• [Source information]:
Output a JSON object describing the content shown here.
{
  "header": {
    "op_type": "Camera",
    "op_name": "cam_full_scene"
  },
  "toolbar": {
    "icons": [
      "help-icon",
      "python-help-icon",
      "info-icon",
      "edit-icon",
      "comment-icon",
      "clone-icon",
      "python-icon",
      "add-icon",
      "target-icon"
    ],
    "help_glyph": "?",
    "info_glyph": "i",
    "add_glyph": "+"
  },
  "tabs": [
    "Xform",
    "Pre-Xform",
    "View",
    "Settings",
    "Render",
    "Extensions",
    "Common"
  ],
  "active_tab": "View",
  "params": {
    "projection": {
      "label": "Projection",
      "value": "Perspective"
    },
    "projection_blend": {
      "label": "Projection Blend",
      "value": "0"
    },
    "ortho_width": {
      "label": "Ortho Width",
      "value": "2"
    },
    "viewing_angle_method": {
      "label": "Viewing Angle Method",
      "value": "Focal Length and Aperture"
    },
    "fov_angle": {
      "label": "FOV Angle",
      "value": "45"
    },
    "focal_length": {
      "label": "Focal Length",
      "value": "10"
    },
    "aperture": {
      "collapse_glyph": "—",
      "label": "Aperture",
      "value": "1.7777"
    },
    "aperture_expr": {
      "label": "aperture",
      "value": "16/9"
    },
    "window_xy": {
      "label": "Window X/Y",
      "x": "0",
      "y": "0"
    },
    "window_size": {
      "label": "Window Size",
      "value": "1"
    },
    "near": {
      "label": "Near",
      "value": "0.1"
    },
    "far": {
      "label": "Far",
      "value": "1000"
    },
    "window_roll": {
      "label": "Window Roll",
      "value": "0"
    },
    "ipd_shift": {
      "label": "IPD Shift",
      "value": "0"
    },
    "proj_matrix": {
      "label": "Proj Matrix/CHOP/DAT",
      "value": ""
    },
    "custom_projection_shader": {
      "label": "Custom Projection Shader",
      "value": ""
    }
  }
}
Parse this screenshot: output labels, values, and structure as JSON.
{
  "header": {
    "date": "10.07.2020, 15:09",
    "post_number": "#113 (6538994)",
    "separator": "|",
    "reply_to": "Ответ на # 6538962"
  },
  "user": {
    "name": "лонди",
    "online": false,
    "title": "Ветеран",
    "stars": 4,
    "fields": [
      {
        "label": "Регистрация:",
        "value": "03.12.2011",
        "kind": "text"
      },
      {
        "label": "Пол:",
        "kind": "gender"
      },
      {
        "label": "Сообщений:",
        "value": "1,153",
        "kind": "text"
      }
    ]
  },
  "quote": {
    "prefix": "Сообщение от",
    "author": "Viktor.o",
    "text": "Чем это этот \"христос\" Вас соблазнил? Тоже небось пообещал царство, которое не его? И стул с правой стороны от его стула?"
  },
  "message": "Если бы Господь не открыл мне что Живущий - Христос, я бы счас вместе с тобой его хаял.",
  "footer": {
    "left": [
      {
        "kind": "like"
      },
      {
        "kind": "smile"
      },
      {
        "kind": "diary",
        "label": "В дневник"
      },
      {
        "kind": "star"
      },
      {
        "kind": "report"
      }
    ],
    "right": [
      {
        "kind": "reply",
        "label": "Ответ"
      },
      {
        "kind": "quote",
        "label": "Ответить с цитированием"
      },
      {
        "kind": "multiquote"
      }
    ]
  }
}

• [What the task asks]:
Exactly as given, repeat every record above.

• [Exercise answer]:
Output a JSON object describing the content shown here.
{
  "header": {
    "op_type": "Camera",
    "op_name": "cam_full_scene"
  },
  "toolbar": {
    "icons": [
      "help-icon",
      "python-help-icon",
      "info-icon",
      "edit-icon",
      "comment-icon",
      "clone-icon",
      "python-icon",
      "add-icon",
      "target-icon"
    ],
    "help_glyph": "?",
    "info_glyph": "i",
    "add_glyph": "+"
  },
  "tabs": [
    "Xform",
    "Pre-Xform",
    "View",
    "Settings",
    "Render",
    "Extensions",
    "Common"
  ],
  "active_tab": "View",
  "params": {
    "projection": {
      "label": "Projection",
      "value": "Perspective"
    },
    "projection_blend": {
      "label": "Projection Blend",
      "value": "0"
    },
    "ortho_width": {
      "label": "Ortho Width",
      "value": "2"
    },
    "viewing_angle_method": {
      "label": "Viewing Angle Method",
      "value": "Focal Length and Aperture"
    },
    "fov_angle": {
      "label": "FOV Angle",
      "value": "45"
    },
    "focal_length": {
      "label": "Focal Length",
      "value": "10"
    },
    "aperture": {
      "collapse_glyph": "—",
      "label": "Aperture",
      "value": "1.7777"
    },
    "aperture_expr": {
      "label": "aperture",
      "value": "16/9"
    },
    "window_xy": {
      "label": "Window X/Y",
      "x": "0",
      "y": "0"
    },
    "window_size": {
      "label": "Window Size",
      "value": "1"
    },
    "near": {
      "label": "Near",
      "value": "0.1"
    },
    "far": {
      "label": "Far",
      "value": "1000"
    },
    "window_roll": {
      "label": "Window Roll",
      "value": "0"
    },
    "ipd_shift": {
      "label": "IPD Shift",
      "value": "0"
    },
    "proj_matrix": {
      "label": "Proj Matrix/CHOP/DAT",
      "value": ""
    },
    "custom_projection_shader": {
      "label": "Custom Projection Shader",
      "value": ""
    }
  }
}
Parse this screenshot: output labels, values, and structure as JSON.
{
  "header": {
    "date": "10.07.2020, 15:09",
    "post_number": "#113 (6538994)",
    "separator": "|",
    "reply_to": "Ответ на # 6538962"
  },
  "user": {
    "name": "лонди",
    "online": false,
    "title": "Ветеран",
    "stars": 4,
    "fields": [
      {
        "label": "Регистрация:",
        "value": "03.12.2011",
        "kind": "text"
      },
      {
        "label": "Пол:",
        "kind": "gender"
      },
      {
        "label": "Сообщений:",
        "value": "1,153",
        "kind": "text"
      }
    ]
  },
  "quote": {
    "prefix": "Сообщение от",
    "author": "Viktor.o",
    "text": "Чем это этот \"христос\" Вас соблазнил? Тоже небось пообещал царство, которое не его? И стул с правой стороны от его стула?"
  },
  "message": "Если бы Господь не открыл мне что Живущий - Христос, я бы счас вместе с тобой его хаял.",
  "footer": {
    "left": [
      {
        "kind": "like"
      },
      {
        "kind": "smile"
      },
      {
        "kind": "diary",
        "label": "В дневник"
      },
      {
        "kind": "star"
      },
      {
        "kind": "report"
      }
    ],
    "right": [
      {
        "kind": "reply",
        "label": "Ответ"
      },
      {
        "kind": "quote",
        "label": "Ответить с цитированием"
      },
      {
        "kind": "multiquote"
      }
    ]
  }
}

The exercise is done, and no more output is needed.